Using Comprehensive Geriatric Assessment in Identifying Care Goals and Referral Services in a Frailty Intervention Clinic
The proportion of older adults and frail adults in Canada is expected to rise significantly in upcoming years. Currently, a considerable number of older adults do not actively participate in developing their own care plans; prior research has indicated several benefits of patient engagement in this process. Thus, we conducted a mixed methods study that examined the prevalence of rehabilitation goals and identified these for 305 community dwelling older adults referred to a frailty intervention clinic utilizing Comprehensive Geriatric Assessment (CGA) between 2014 and 2018. Top patient concerns included mobility (84%), services, systems, and policies (51%), sensory functions and pain (50%), and self-care or domestic life (47%). The most common referrals or recommendations for patients included further follow-up with a physician or specialist (36%), referral to an onsite falls prevention clinic (31%), and medication modifications (31%). Based upon these findings, we recommend greater utilization of CGA within a team-based approach to improve patient care by allowing for greater collaboration and shared decision-making by health-care providers. Moreover, CGA can be an effective tool to meet the complex and unique health-care needs of frail patients while incorporating patient goals.
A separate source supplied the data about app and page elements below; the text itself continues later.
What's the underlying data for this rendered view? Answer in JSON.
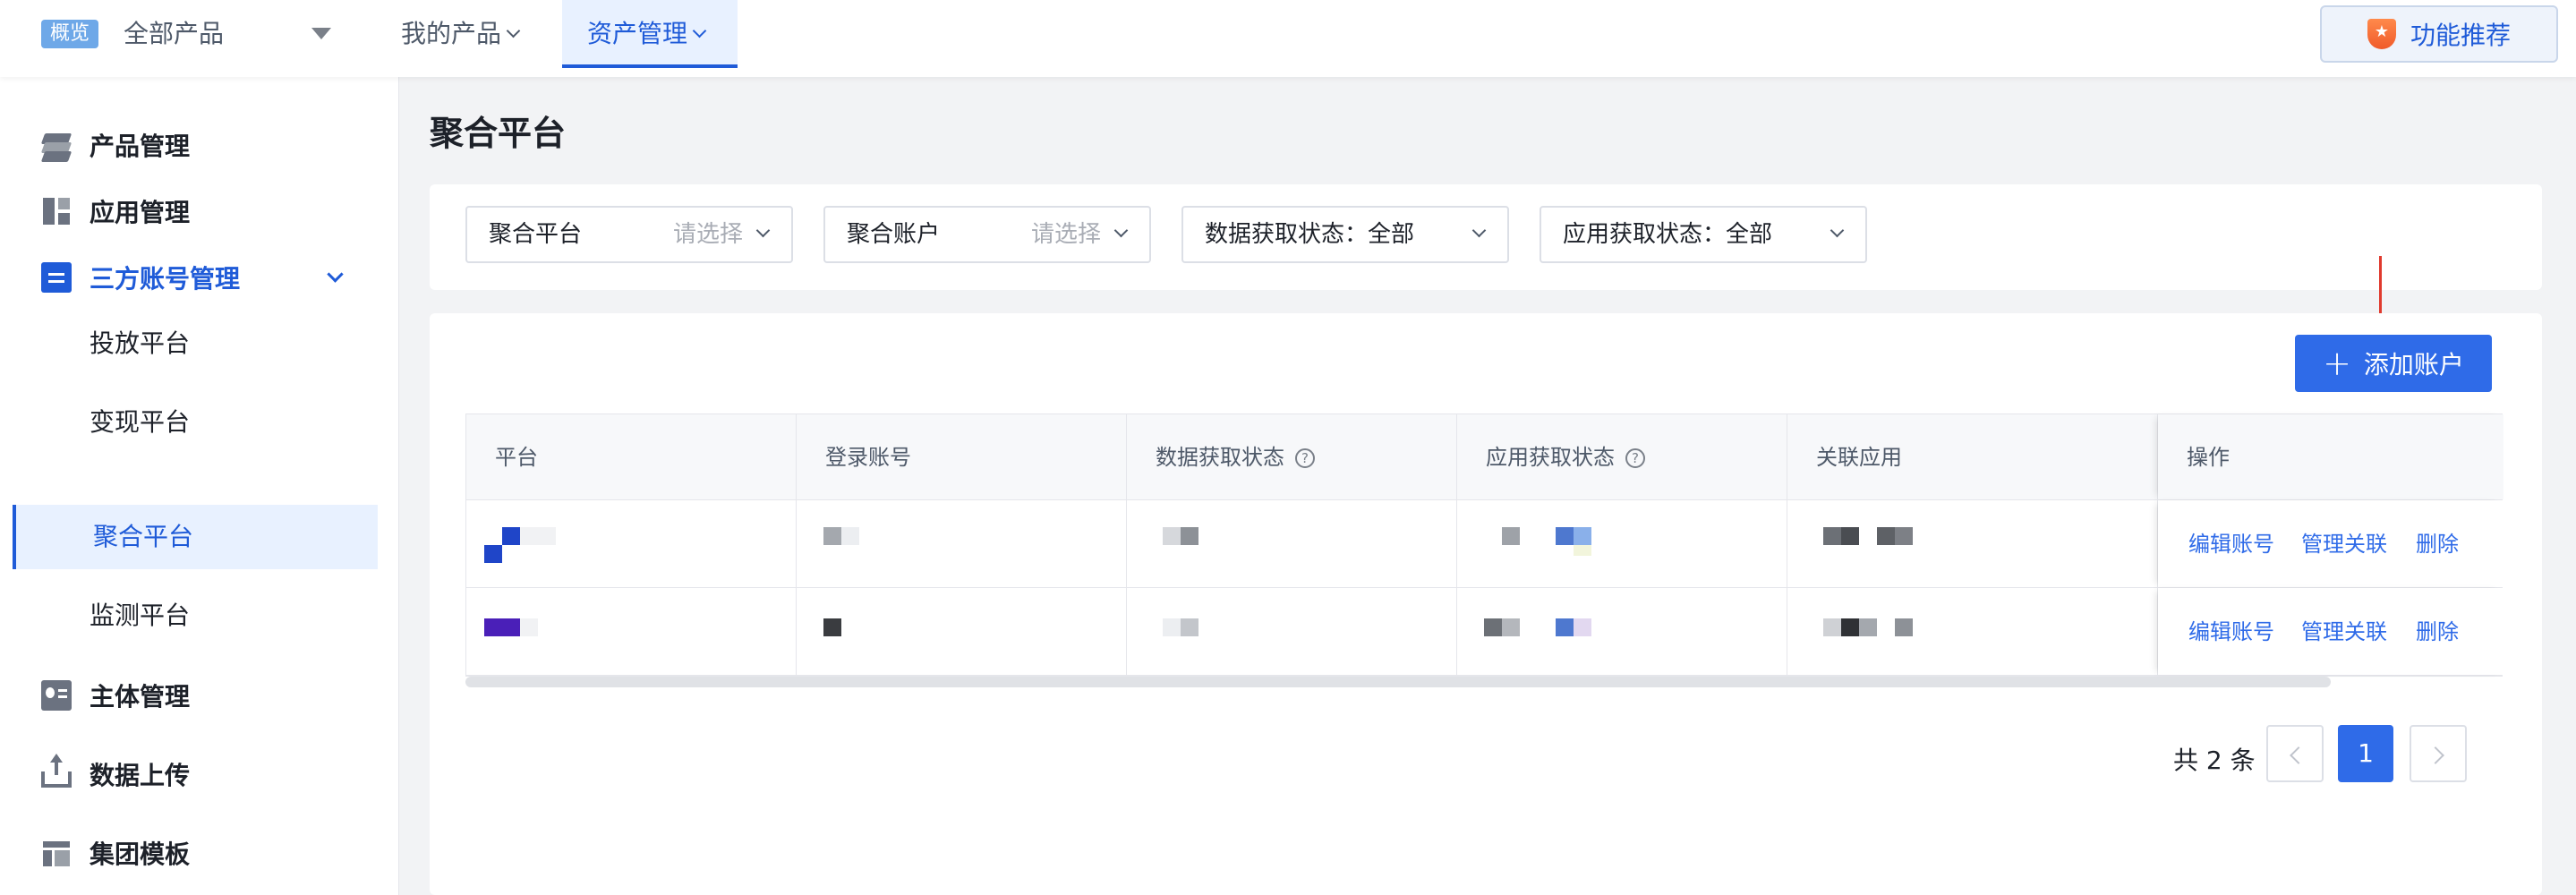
{
  "topnav": {
    "overview_badge": "概览",
    "product_select": "全部产品",
    "tabs": [
      {
        "label": "我的产品",
        "active": false
      },
      {
        "label": "资产管理",
        "active": true
      }
    ],
    "feature_button": "功能推荐"
  },
  "sidebar": {
    "items": [
      {
        "label": "产品管理",
        "icon": "layers-icon"
      },
      {
        "label": "应用管理",
        "icon": "grid-icon"
      },
      {
        "label": "三方账号管理",
        "icon": "document-icon",
        "expanded": true
      },
      {
        "label": "主体管理",
        "icon": "id-card-icon"
      },
      {
        "label": "数据上传",
        "icon": "upload-icon"
      },
      {
        "label": "集团模板",
        "icon": "template-icon"
      }
    ],
    "sub_items": [
      {
        "label": "投放平台",
        "selected": false
      },
      {
        "label": "变现平台",
        "selected": false
      },
      {
        "label": "聚合平台",
        "selected": true
      },
      {
        "label": "监测平台",
        "selected": false
      }
    ]
  },
  "main": {
    "title": "聚合平台",
    "filters": [
      {
        "label": "聚合平台",
        "placeholder": "请选择"
      },
      {
        "label": "聚合账户",
        "placeholder": "请选择"
      },
      {
        "label": "数据获取状态：全部",
        "placeholder": ""
      },
      {
        "label": "应用获取状态：全部",
        "placeholder": ""
      }
    ],
    "add_button": "添加账户",
    "table": {
      "columns": [
        "平台",
        "登录账号",
        "数据获取状态",
        "应用获取状态",
        "关联应用",
        "操作"
      ],
      "help_mark": "?",
      "actions": [
        "编辑账号",
        "管理关联",
        "删除"
      ],
      "row_count": 2
    },
    "pagination": {
      "total": "共 2 条",
      "current_page": "1"
    }
  },
  "colors": {
    "accent": "#2f6be8",
    "active_nav_bg": "#e8f1ff",
    "annotation_arrow": "#e03a2e"
  }
}
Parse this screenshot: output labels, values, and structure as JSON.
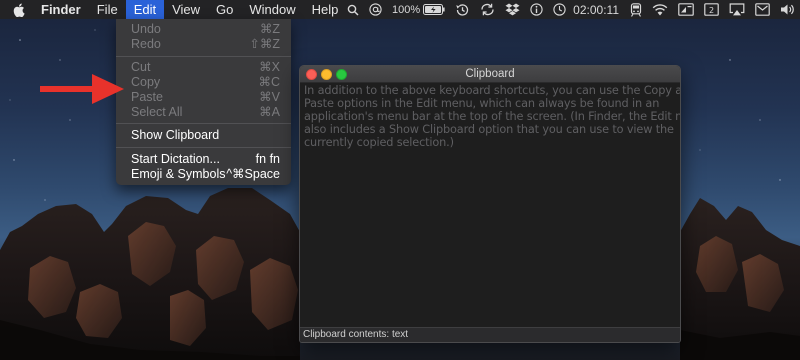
{
  "menubar": {
    "app_name": "Finder",
    "menus": [
      "File",
      "Edit",
      "View",
      "Go",
      "Window",
      "Help"
    ],
    "open_menu": "Edit",
    "battery_text": "100%",
    "clock": "02:00:11"
  },
  "edit_menu": {
    "items": [
      {
        "label": "Undo",
        "shortcut": "⌘Z",
        "enabled": false
      },
      {
        "label": "Redo",
        "shortcut": "⇧⌘Z",
        "enabled": false
      },
      {
        "label": "Cut",
        "shortcut": "⌘X",
        "enabled": false
      },
      {
        "label": "Copy",
        "shortcut": "⌘C",
        "enabled": false
      },
      {
        "label": "Paste",
        "shortcut": "⌘V",
        "enabled": false
      },
      {
        "label": "Select All",
        "shortcut": "⌘A",
        "enabled": false
      },
      {
        "label": "Show Clipboard",
        "shortcut": "",
        "enabled": true
      },
      {
        "label": "Start Dictation...",
        "shortcut": "fn fn",
        "enabled": true
      },
      {
        "label": "Emoji & Symbols",
        "shortcut": "^⌘Space",
        "enabled": true
      }
    ]
  },
  "clipboard_window": {
    "title": "Clipboard",
    "lines": [
      "In addition to the above keyboard shortcuts, you can use the Copy and",
      "Paste options in the Edit menu, which can always be found in an",
      "application's menu bar at the top of the screen. (In Finder, the Edit menu",
      "also includes a Show Clipboard option that you can use to view the",
      "currently copied selection.)"
    ],
    "status": "Clipboard contents: text"
  },
  "colors": {
    "menu_highlight": "#2a62d8",
    "arrow": "#e8322b",
    "close": "#fc5f57",
    "minimize": "#fdbc2e",
    "zoom": "#28c840"
  },
  "icons": {
    "menubar_left": "apple-icon",
    "status": [
      "search-icon",
      "at-sign-icon",
      "battery-icon",
      "time-machine-icon",
      "sync-icon",
      "dropbox-icon",
      "info-icon",
      "clock-icon",
      "train-icon",
      "wifi-icon",
      "display-icon",
      "screen-icon",
      "airplay-icon",
      "message-icon",
      "volume-icon"
    ]
  }
}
This is vitally important considering the predicted growth in the population of frail and/or older patients, as well as the current challenges and shortfalls in meeting the health-care needs of this population.
How to Cite
Copyright (c) 2023 Author(s)
This work is licensed under a Creative Commons Attribution-NonCommercial-NoDerivatives 4.0 International License.
Authors contributing to the Candian Geriatrics Journal retain copyright of their work, with exclusive publication rights granted to the Canadian Geriatrics Society upon article acceptance. Read the journal's full copyright and open access policy.